**Website and app data records**
↓

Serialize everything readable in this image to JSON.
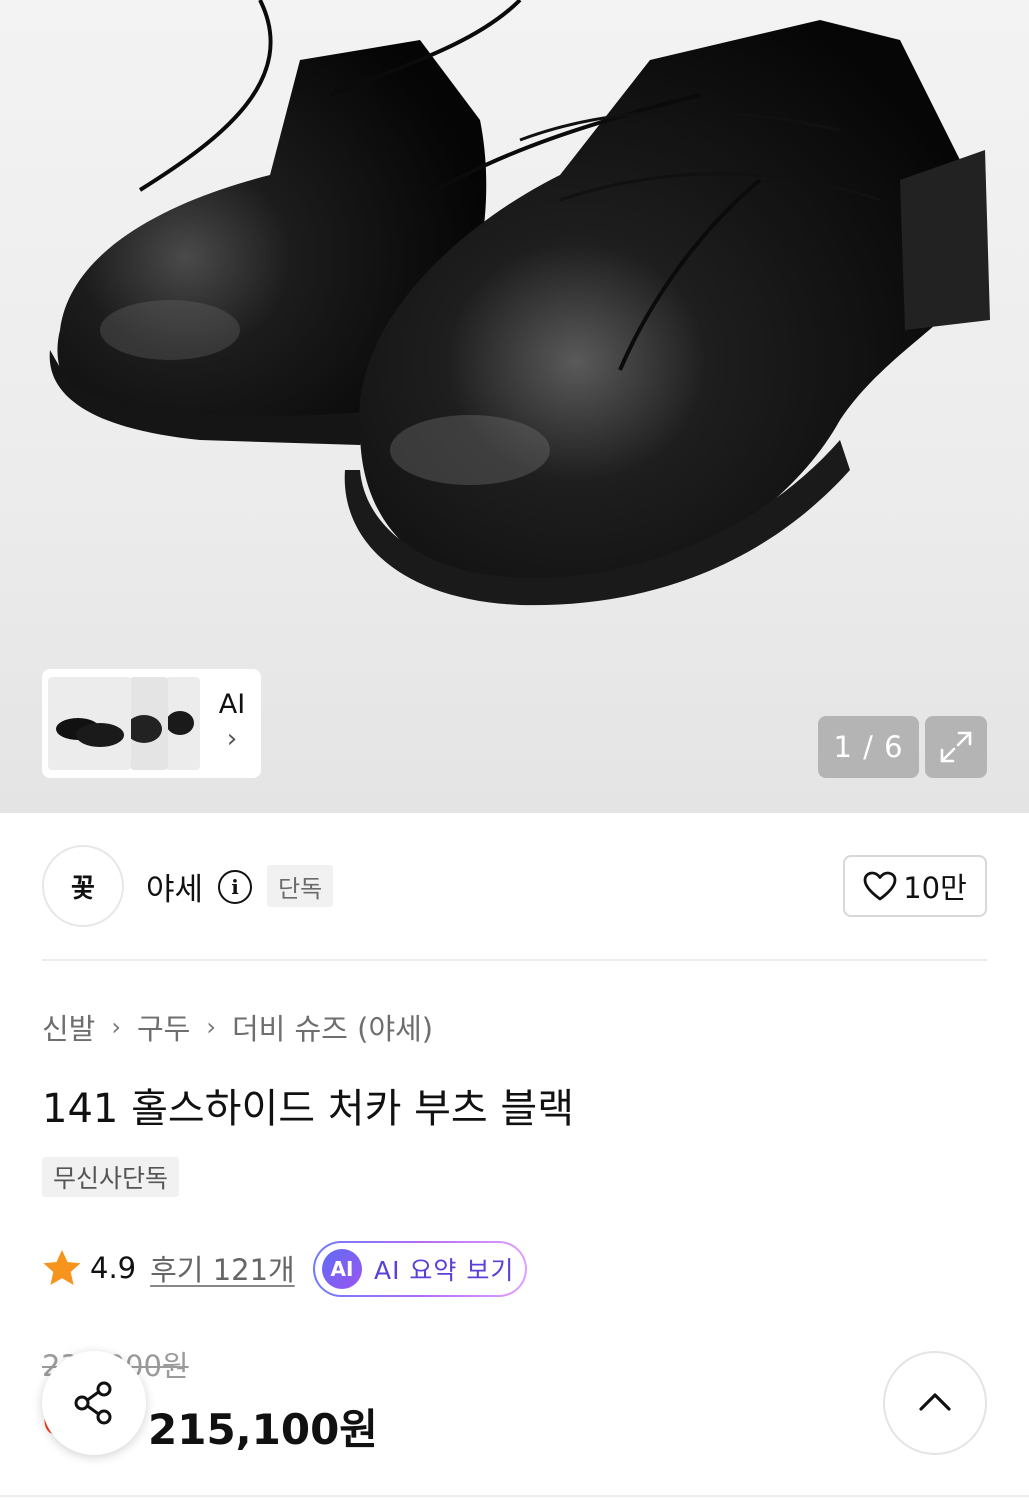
{
  "gallery": {
    "ai_more_label": "AI",
    "ai_more_chevron": "›",
    "counter": "1 / 6",
    "expand_icon": "expand-icon"
  },
  "brand": {
    "logo_text": "꽃",
    "name": "야세",
    "info_icon": "i",
    "badge": "단독",
    "like_count": "10만"
  },
  "breadcrumb": {
    "items": [
      "신발",
      "구두",
      "더비 슈즈 (야세)"
    ],
    "separator": "›"
  },
  "product": {
    "title": "141 홀스하이드 처카 부츠 블랙",
    "tag": "무신사단독"
  },
  "rating": {
    "value": "4.9",
    "reviews": "후기 121개",
    "ai_badge": "AI",
    "ai_summary": "AI 요약 보기"
  },
  "price": {
    "original": "230,000원",
    "discount": "6%",
    "sale": "215,100원"
  },
  "colors": {
    "accent_red": "#f2421b",
    "star": "#f7941d",
    "ai_purple": "#5b3fd6"
  }
}
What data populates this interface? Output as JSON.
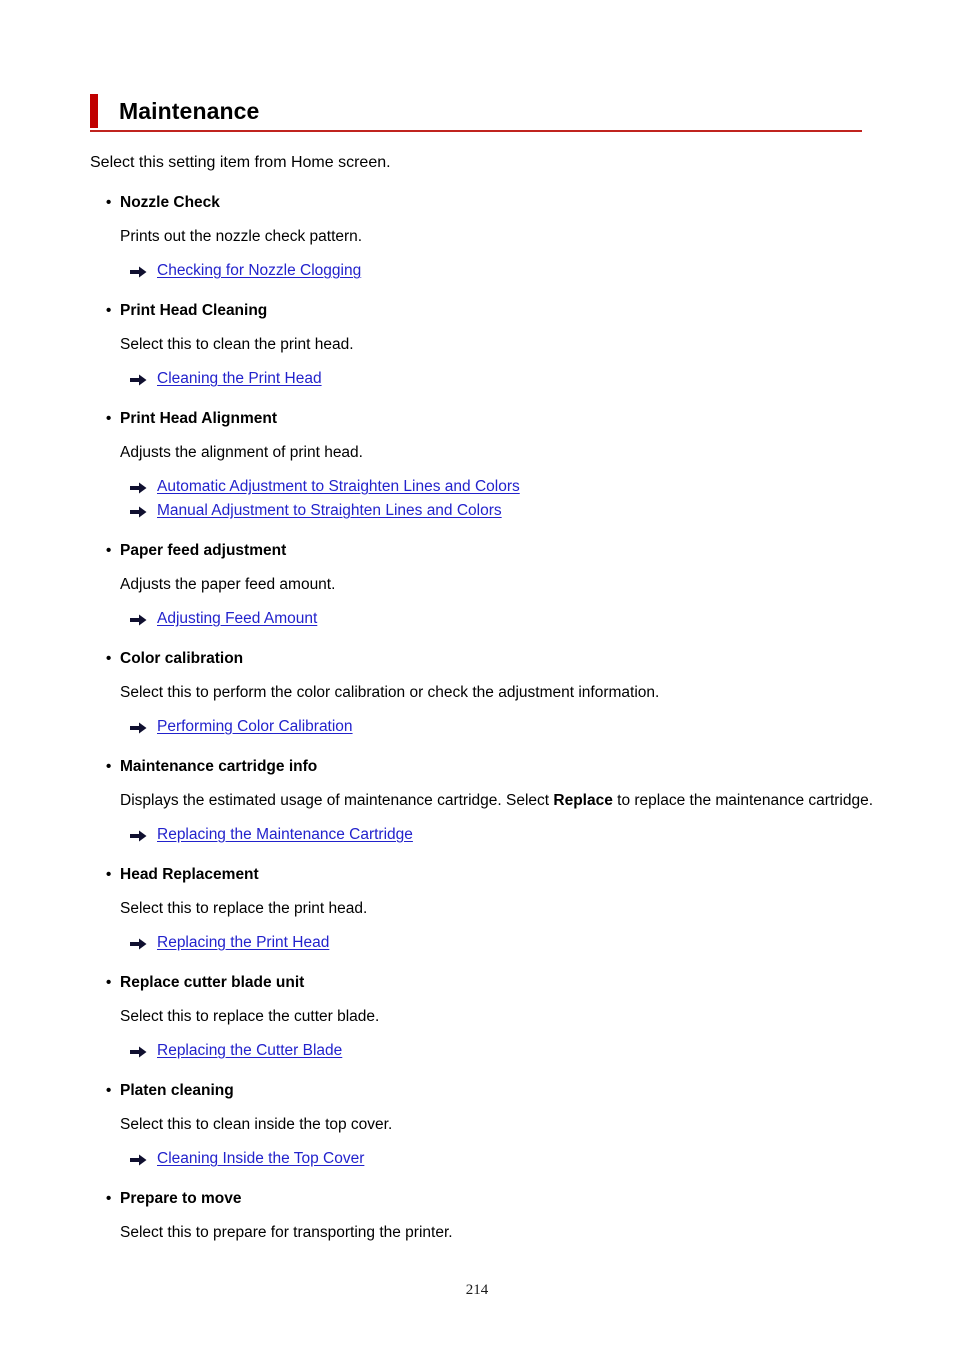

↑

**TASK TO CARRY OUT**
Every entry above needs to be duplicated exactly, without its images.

**EXERCISE OUTPUT**
Serialize everything readable in this image to JSON.
{
  "gallery": {
    "ai_more_label": "AI",
    "ai_more_chevron": "›",
    "counter": "1 / 6",
    "expand_icon": "expand-icon"
  },
  "brand": {
    "logo_text": "꽃",
    "name": "야세",
    "info_icon": "i",
    "badge": "단독",
    "like_count": "10만"
  },
  "breadcrumb": {
    "items": [
      "신발",
      "구두",
      "더비 슈즈 (야세)"
    ],
    "separator": "›"
  },
  "product": {
    "title": "141 홀스하이드 처카 부츠 블랙",
    "tag": "무신사단독"
  },
  "rating": {
    "value": "4.9",
    "reviews": "후기 121개",
    "ai_badge": "AI",
    "ai_summary": "AI 요약 보기"
  },
  "price": {
    "original": "230,000원",
    "discount": "6%",
    "sale": "215,100원"
  },
  "colors": {
    "accent_red": "#f2421b",
    "star": "#f7941d",
    "ai_purple": "#5b3fd6"
  }
}
What data populates this interface? Output as JSON.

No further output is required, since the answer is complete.